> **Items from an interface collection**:
=== Begin Enclosure ===

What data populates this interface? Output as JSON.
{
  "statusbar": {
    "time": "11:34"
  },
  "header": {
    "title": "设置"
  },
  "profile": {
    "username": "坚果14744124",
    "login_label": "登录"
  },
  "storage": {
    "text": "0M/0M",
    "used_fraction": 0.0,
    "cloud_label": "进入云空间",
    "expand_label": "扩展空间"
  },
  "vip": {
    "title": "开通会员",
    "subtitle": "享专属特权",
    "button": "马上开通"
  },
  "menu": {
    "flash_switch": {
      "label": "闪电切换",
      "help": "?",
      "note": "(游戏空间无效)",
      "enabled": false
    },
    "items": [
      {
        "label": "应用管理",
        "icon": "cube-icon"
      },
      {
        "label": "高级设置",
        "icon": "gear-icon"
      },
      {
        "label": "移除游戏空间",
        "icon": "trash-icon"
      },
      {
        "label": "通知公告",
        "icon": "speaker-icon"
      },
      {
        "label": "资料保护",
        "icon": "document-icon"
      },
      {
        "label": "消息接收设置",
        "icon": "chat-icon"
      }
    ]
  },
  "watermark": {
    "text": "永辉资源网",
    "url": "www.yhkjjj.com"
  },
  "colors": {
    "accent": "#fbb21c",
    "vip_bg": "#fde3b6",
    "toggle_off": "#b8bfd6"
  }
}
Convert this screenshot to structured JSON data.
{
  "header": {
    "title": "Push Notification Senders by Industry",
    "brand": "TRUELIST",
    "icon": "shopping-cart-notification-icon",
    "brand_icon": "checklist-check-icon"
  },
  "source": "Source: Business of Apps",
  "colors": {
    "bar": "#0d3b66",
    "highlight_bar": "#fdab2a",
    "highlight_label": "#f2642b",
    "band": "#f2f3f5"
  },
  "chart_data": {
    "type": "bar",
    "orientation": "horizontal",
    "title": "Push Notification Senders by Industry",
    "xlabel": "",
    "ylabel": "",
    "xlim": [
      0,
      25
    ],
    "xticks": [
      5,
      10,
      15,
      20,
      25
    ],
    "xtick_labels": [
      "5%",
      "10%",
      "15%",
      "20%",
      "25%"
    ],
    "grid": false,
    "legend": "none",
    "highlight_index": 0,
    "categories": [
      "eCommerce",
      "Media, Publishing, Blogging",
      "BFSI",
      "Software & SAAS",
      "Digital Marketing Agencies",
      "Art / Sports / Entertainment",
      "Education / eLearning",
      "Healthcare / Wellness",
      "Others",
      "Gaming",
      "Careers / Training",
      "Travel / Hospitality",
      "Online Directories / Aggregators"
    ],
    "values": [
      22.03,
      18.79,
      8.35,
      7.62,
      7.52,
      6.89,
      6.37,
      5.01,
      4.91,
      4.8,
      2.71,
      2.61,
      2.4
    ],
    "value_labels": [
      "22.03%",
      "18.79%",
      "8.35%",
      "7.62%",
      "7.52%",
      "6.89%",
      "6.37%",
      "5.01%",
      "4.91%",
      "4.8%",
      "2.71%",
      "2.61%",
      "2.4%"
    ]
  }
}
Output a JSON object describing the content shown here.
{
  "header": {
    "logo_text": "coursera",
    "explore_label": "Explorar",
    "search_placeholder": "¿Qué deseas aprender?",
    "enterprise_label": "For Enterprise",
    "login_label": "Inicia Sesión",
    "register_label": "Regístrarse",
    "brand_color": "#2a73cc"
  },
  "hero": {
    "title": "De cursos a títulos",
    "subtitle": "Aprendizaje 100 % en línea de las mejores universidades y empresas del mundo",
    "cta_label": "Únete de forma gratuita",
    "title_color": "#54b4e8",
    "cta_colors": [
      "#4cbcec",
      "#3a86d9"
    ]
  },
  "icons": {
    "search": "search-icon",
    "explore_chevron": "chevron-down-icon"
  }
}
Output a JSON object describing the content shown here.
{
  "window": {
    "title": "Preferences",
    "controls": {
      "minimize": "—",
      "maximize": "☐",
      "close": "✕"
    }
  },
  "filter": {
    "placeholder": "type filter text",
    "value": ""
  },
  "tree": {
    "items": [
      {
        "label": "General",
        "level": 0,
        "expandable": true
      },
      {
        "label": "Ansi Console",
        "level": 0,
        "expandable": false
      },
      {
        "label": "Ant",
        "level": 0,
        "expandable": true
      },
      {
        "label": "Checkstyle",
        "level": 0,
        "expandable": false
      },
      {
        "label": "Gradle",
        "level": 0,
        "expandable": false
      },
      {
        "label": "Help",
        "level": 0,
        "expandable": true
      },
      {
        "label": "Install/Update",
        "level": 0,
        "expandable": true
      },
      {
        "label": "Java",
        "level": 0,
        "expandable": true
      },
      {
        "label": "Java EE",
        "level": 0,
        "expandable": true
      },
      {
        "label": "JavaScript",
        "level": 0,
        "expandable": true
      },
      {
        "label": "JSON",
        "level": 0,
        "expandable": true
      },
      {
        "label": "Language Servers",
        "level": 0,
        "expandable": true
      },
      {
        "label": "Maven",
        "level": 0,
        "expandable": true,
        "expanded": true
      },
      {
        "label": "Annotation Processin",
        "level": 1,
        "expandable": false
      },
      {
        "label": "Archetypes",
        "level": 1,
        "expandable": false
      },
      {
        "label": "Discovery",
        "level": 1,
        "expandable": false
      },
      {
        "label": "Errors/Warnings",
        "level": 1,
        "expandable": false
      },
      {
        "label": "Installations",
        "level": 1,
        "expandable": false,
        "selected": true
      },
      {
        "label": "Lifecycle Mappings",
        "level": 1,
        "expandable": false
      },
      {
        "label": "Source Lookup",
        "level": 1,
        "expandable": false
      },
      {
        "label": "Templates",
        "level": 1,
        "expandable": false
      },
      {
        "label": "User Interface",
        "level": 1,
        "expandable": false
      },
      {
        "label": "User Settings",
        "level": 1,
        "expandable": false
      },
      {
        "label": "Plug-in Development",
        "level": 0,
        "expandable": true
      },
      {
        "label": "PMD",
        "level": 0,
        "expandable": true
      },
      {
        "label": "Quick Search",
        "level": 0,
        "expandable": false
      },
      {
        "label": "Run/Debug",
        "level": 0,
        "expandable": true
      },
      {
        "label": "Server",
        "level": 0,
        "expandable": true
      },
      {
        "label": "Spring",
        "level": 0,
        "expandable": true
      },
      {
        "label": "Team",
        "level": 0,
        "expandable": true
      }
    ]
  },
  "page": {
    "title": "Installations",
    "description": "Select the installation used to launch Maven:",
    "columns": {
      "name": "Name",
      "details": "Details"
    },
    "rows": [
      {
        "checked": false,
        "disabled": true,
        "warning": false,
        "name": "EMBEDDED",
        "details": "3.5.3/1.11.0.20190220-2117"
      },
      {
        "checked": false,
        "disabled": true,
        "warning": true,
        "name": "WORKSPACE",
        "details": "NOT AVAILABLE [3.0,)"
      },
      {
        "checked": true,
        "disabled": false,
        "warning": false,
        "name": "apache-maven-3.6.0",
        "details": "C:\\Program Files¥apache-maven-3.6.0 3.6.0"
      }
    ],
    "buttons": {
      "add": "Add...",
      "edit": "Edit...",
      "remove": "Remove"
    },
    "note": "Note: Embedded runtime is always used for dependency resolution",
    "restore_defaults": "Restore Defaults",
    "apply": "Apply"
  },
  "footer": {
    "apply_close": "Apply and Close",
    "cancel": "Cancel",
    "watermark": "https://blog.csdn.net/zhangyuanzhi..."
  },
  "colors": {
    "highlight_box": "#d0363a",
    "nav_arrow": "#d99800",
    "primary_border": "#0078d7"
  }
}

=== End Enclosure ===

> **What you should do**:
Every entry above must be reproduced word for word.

> **Solved exercise**:
What data populates this interface? Output as JSON.
{
  "statusbar": {
    "time": "11:34"
  },
  "header": {
    "title": "设置"
  },
  "profile": {
    "username": "坚果14744124",
    "login_label": "登录"
  },
  "storage": {
    "text": "0M/0M",
    "used_fraction": 0.0,
    "cloud_label": "进入云空间",
    "expand_label": "扩展空间"
  },
  "vip": {
    "title": "开通会员",
    "subtitle": "享专属特权",
    "button": "马上开通"
  },
  "menu": {
    "flash_switch": {
      "label": "闪电切换",
      "help": "?",
      "note": "(游戏空间无效)",
      "enabled": false
    },
    "items": [
      {
        "label": "应用管理",
        "icon": "cube-icon"
      },
      {
        "label": "高级设置",
        "icon": "gear-icon"
      },
      {
        "label": "移除游戏空间",
        "icon": "trash-icon"
      },
      {
        "label": "通知公告",
        "icon": "speaker-icon"
      },
      {
        "label": "资料保护",
        "icon": "document-icon"
      },
      {
        "label": "消息接收设置",
        "icon": "chat-icon"
      }
    ]
  },
  "watermark": {
    "text": "永辉资源网",
    "url": "www.yhkjjj.com"
  },
  "colors": {
    "accent": "#fbb21c",
    "vip_bg": "#fde3b6",
    "toggle_off": "#b8bfd6"
  }
}
Convert this screenshot to structured JSON data.
{
  "header": {
    "title": "Push Notification Senders by Industry",
    "brand": "TRUELIST",
    "icon": "shopping-cart-notification-icon",
    "brand_icon": "checklist-check-icon"
  },
  "source": "Source: Business of Apps",
  "colors": {
    "bar": "#0d3b66",
    "highlight_bar": "#fdab2a",
    "highlight_label": "#f2642b",
    "band": "#f2f3f5"
  },
  "chart_data": {
    "type": "bar",
    "orientation": "horizontal",
    "title": "Push Notification Senders by Industry",
    "xlabel": "",
    "ylabel": "",
    "xlim": [
      0,
      25
    ],
    "xticks": [
      5,
      10,
      15,
      20,
      25
    ],
    "xtick_labels": [
      "5%",
      "10%",
      "15%",
      "20%",
      "25%"
    ],
    "grid": false,
    "legend": "none",
    "highlight_index": 0,
    "categories": [
      "eCommerce",
      "Media, Publishing, Blogging",
      "BFSI",
      "Software & SAAS",
      "Digital Marketing Agencies",
      "Art / Sports / Entertainment",
      "Education / eLearning",
      "Healthcare / Wellness",
      "Others",
      "Gaming",
      "Careers / Training",
      "Travel / Hospitality",
      "Online Directories / Aggregators"
    ],
    "values": [
      22.03,
      18.79,
      8.35,
      7.62,
      7.52,
      6.89,
      6.37,
      5.01,
      4.91,
      4.8,
      2.71,
      2.61,
      2.4
    ],
    "value_labels": [
      "22.03%",
      "18.79%",
      "8.35%",
      "7.62%",
      "7.52%",
      "6.89%",
      "6.37%",
      "5.01%",
      "4.91%",
      "4.8%",
      "2.71%",
      "2.61%",
      "2.4%"
    ]
  }
}
Output a JSON object describing the content shown here.
{
  "header": {
    "logo_text": "coursera",
    "explore_label": "Explorar",
    "search_placeholder": "¿Qué deseas aprender?",
    "enterprise_label": "For Enterprise",
    "login_label": "Inicia Sesión",
    "register_label": "Regístrarse",
    "brand_color": "#2a73cc"
  },
  "hero": {
    "title": "De cursos a títulos",
    "subtitle": "Aprendizaje 100 % en línea de las mejores universidades y empresas del mundo",
    "cta_label": "Únete de forma gratuita",
    "title_color": "#54b4e8",
    "cta_colors": [
      "#4cbcec",
      "#3a86d9"
    ]
  },
  "icons": {
    "search": "search-icon",
    "explore_chevron": "chevron-down-icon"
  }
}
Output a JSON object describing the content shown here.
{
  "window": {
    "title": "Preferences",
    "controls": {
      "minimize": "—",
      "maximize": "☐",
      "close": "✕"
    }
  },
  "filter": {
    "placeholder": "type filter text",
    "value": ""
  },
  "tree": {
    "items": [
      {
        "label": "General",
        "level": 0,
        "expandable": true
      },
      {
        "label": "Ansi Console",
        "level": 0,
        "expandable": false
      },
      {
        "label": "Ant",
        "level": 0,
        "expandable": true
      },
      {
        "label": "Checkstyle",
        "level": 0,
        "expandable": false
      },
      {
        "label": "Gradle",
        "level": 0,
        "expandable": false
      },
      {
        "label": "Help",
        "level": 0,
        "expandable": true
      },
      {
        "label": "Install/Update",
        "level": 0,
        "expandable": true
      },
      {
        "label": "Java",
        "level": 0,
        "expandable": true
      },
      {
        "label": "Java EE",
        "level": 0,
        "expandable": true
      },
      {
        "label": "JavaScript",
        "level": 0,
        "expandable": true
      },
      {
        "label": "JSON",
        "level": 0,
        "expandable": true
      },
      {
        "label": "Language Servers",
        "level": 0,
        "expandable": true
      },
      {
        "label": "Maven",
        "level": 0,
        "expandable": true,
        "expanded": true
      },
      {
        "label": "Annotation Processin",
        "level": 1,
        "expandable": false
      },
      {
        "label": "Archetypes",
        "level": 1,
        "expandable": false
      },
      {
        "label": "Discovery",
        "level": 1,
        "expandable": false
      },
      {
        "label": "Errors/Warnings",
        "level": 1,
        "expandable": false
      },
      {
        "label": "Installations",
        "level": 1,
        "expandable": false,
        "selected": true
      },
      {
        "label": "Lifecycle Mappings",
        "level": 1,
        "expandable": false
      },
      {
        "label": "Source Lookup",
        "level": 1,
        "expandable": false
      },
      {
        "label": "Templates",
        "level": 1,
        "expandable": false
      },
      {
        "label": "User Interface",
        "level": 1,
        "expandable": false
      },
      {
        "label": "User Settings",
        "level": 1,
        "expandable": false
      },
      {
        "label": "Plug-in Development",
        "level": 0,
        "expandable": true
      },
      {
        "label": "PMD",
        "level": 0,
        "expandable": true
      },
      {
        "label": "Quick Search",
        "level": 0,
        "expandable": false
      },
      {
        "label": "Run/Debug",
        "level": 0,
        "expandable": true
      },
      {
        "label": "Server",
        "level": 0,
        "expandable": true
      },
      {
        "label": "Spring",
        "level": 0,
        "expandable": true
      },
      {
        "label": "Team",
        "level": 0,
        "expandable": true
      }
    ]
  },
  "page": {
    "title": "Installations",
    "description": "Select the installation used to launch Maven:",
    "columns": {
      "name": "Name",
      "details": "Details"
    },
    "rows": [
      {
        "checked": false,
        "disabled": true,
        "warning": false,
        "name": "EMBEDDED",
        "details": "3.5.3/1.11.0.20190220-2117"
      },
      {
        "checked": false,
        "disabled": true,
        "warning": true,
        "name": "WORKSPACE",
        "details": "NOT AVAILABLE [3.0,)"
      },
      {
        "checked": true,
        "disabled": false,
        "warning": false,
        "name": "apache-maven-3.6.0",
        "details": "C:\\Program Files¥apache-maven-3.6.0 3.6.0"
      }
    ],
    "buttons": {
      "add": "Add...",
      "edit": "Edit...",
      "remove": "Remove"
    },
    "note": "Note: Embedded runtime is always used for dependency resolution",
    "restore_defaults": "Restore Defaults",
    "apply": "Apply"
  },
  "footer": {
    "apply_close": "Apply and Close",
    "cancel": "Cancel",
    "watermark": "https://blog.csdn.net/zhangyuanzhi..."
  },
  "colors": {
    "highlight_box": "#d0363a",
    "nav_arrow": "#d99800",
    "primary_border": "#0078d7"
  }
}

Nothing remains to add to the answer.